N2 - Antibodies are important for immunity and exist in several classes (IgM, IgD, IgA, IgG, IgE). They are composed of symmetric dimeric molecules with two antigen binding regions (Fab) and a constant part (Fc), usually depicted as Y-shaped molecules. Rheumatoid factors found in patients with rheumatoid arthritis are autoantibodies binding to IgG and paradoxically appear to circulate in blood alongside with their antigen (IgG) without reacting with it. Here, it is shown that rheumatoid factors do not react with native IgG in solution, and that their epitopes only become accessible upon certain physico-chemical treatments (e.g. heat treatment at 57 °C), by physical adsorption on a hydrophobic surface or by antigen binding. Moreover, chemical cross-linking in combination with mass spectrometry showed that the native state of IgG is a compact (closed) form and that the Fab parts of IgG shield the Fc region and thereby control access of rheumatoid factors and presumably also some effector functions. It can be inferred that antibody binding to pathogen surfaces induces a conformational change, which exposes the Fc part with its effector sites and rheumatoid factor epitopes. This has strong implications for understanding antibody structure and physiology and necessitates a conceptual reformulation of IgG models.

AB - Antibodies are important for immunity and exist in several classes (IgM, IgD, IgA, IgG, IgE). They are composed of symmetric dimeric molecules with two antigen binding regions (Fab) and a constant part (Fc), usually depicted as Y-shaped molecules.

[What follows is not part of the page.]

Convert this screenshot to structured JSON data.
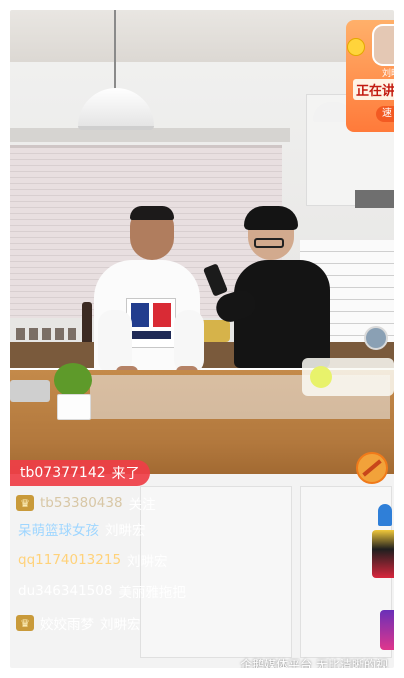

Rheumatoid factors found in patients with rheumatoid arthritis are autoantibodies binding to IgG and paradoxically appear to circulate in blood alongside with their antigen (IgG) without reacting with it. Here, it is shown that rheumatoid factors do not react with native IgG in solution, and that their epitopes only become accessible upon certain physico-chemical treatments (e.g. heat treatment at 57 °C), by physical adsorption on a hydrophobic surface or by antigen binding. Moreover, chemical cross-linking in combination with mass spectrometry showed that the native state of IgG is a compact (closed) form and that the Fab parts of IgG shield the Fc region and thereby control access of rheumatoid factors and presumably also some effector functions. It can be inferred that antibody binding to pathogen surfaces induces a conformational change, which exposes the Fc part with its effector sites and rheumatoid factor epitopes. This has strong implications for understanding antibody structure and physiology and necessitates a conceptual reformulation of IgG models.

U2 - 10.1371/journal.pone.0217624

DO - 10.1371/journal.pone.0217624

M3 - Journal article

C2 - 31199818

AN - SCOPUS:85067487951

VL - 14

JO - P L o S One

JF - P L o S One

SN - 1932-6203

IS - 6

M1 - e0217624

ER -

Maibom-Thomsen SL, Trier NH, Holm BE, Hansen KB, Rasmussen MI, Chailyan A et al. Immunoglobulin G structure and rheumatoid factor epitopes. PLOS ONE. 2019 Jun 14;14(6). e0217624. https://doi.org/10.1371/journal.pone.0217624